Outcome of the elderly patient in intensive care: a cohort study
Intensive Care Medicine Experimentalvolume 3, Article number: A531 (2015)
The world population is ageing, by 2050 the percentage of the population older than 80 years will double. Older age is associated with higher prevalence of chronic illness and functional impairment, contributing to an increased rate of hospitalization and admission to Intensive Care Units.
To assess if age is an important and independent predictor of the mortality rate of patients of 80 years old and older who are admitted to the Intensive Care Unit.
Retrospective cohort study. We included all patients admitted to the polivalent Intensive Care Units ISTAR 1 and ISTAR 2 in 2011 and 2013 until June. Patients were categorized into three age groups: less than 80 years old, 80-85 years old and above 85 years old. Age, type of admission, comorbidities, hospital outcome and duration of recovery were analyzed. Bivariate and multivariate analysis were used to analyze age, type of admission (surgery versus medical versus emergency) and comorbidities' influence on hospital outcome. Kruskal-Wallis test was used to compare duration of recovery in our three age groups. Kaplan-Meier survival curves of the three age groups were designed and compared with the log-rank test.
Age, as a standalone factor, is a significant predictor of mortality rate among patients admitted to the Intensive Care Unit (p = 0.0290). The type of admission is even more strongly associated with mortality (p < 0.0001). BPCO (p = 0.0446) and cardiopathy (p = 0.0028) are significant predictor factors of hospital outcome, while cancer is not (p = 0.5676).
Age resulted to be a significant predictor of mortality rate, but not as much as COPD and cardiopathy, that seem to be better predictors. Age does not appear to be the only criteria upon which evaluate the aptness to admit a patient to the Intensive Care Unit.
From this study we have learnt that age must be taken into account when deciding whether or not to admit a patient in Intensive Care but with all the other variables such as comorbidities and type of admission, which are shown to be even more significant than age itself to predict the outcome of the patient.

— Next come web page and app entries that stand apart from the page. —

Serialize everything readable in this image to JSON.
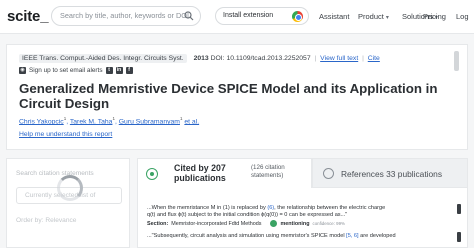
{
  "nav": {
    "logo": "scite_",
    "search_placeholder": "Search by title, author, keywords or DOI",
    "install_label": "Install extension",
    "links": [
      "Assistant",
      "Product",
      "Solutions",
      "Pricing",
      "Log"
    ]
  },
  "paper": {
    "journal": "IEEE Trans. Comput.-Aided Des. Integr. Circuits Syst.",
    "year": "2013",
    "doi": "DOI: 10.1109/tcad.2013.2252057",
    "view_full_text": "View full text",
    "cite": "Cite",
    "alert": "Sign up to set email alerts",
    "title": "Generalized Memristive Device SPICE Model and its Application in Circuit Design",
    "authors": [
      "Chris Yakopcic",
      "Tarek M. Taha",
      "Guru Subramanyam"
    ],
    "author_sup": "1",
    "et_al": "et al.",
    "help_link": "Help me understand this report"
  },
  "left_panel": {
    "search_heading": "Search citation statements",
    "filter_placeholder": "Currently selected list of",
    "order_by": "Order by: Relevance"
  },
  "tabs": {
    "cited_by": "Cited by 207 publications",
    "statements": "(126 citation statements)",
    "references": "References 33 publications"
  },
  "citations": [
    {
      "line1": "...When the memristance M in (1) is replaced by",
      "ref": "(6)",
      "line1_end": ", the relationship between the electric charge",
      "line2": "q(t) and flux ϕ(t) subject to the initial condition ϕ(q(0)) = 0 can be expressed as...\"",
      "section_label": "Section:",
      "section": "Memristor-incorporated Fdtd Methods",
      "type": "mentioning",
      "confidence": "confidence: 99%"
    },
    {
      "line1": "...\"Subsequently, circuit analysis and simulation using memristor's SPICE model",
      "ref": "[5, 6]",
      "line1_end": "are developed"
    }
  ]
}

Nguyen YL, Angus DC, Boumendil A, Guidet B: The challenge of admitting the very elderly to intensive care. Ann Intensive Care. 2011, 1 (1): 29-10.1186/2110-5820-1-29.
Boumendil A, Guidet B: Elderly patients and intensive care medicine. Intensive Care Med. 2006, 32 (7): 965-967. 10.1007/s00134-006-0172-z.
Garrouste-Orgeas M, Timsit JF, Montuclard L, Colvez A, Gattolliat O, Philippart F, et al: Decision-making process, outcome, and 1-year quality of life of octogenarians referred for intensive care unit admission. Intensive Care Med. 2006, 32 (7): 1045-1051. 10.1007/s00134-006-0169-7.
de Rooij Se, Abu-Hanna A, Levi M, de Jonge E: Factors that predict outcome of intensive care treatment in very elderly patients: a review. Crit Care. 2005, 9 (4): R307-R314. 10.1186/cc3536.
Somme D, Maillet JM, Gisselbrecht M, Novara A, Ract C, Fagon JY: Critically ill old and the oldest-old patients in intensive care: short- and long-term outcomes. Intensive Care Med. 2003, 29 (12): 2137-2143. 10.1007/s00134-003-1929-2.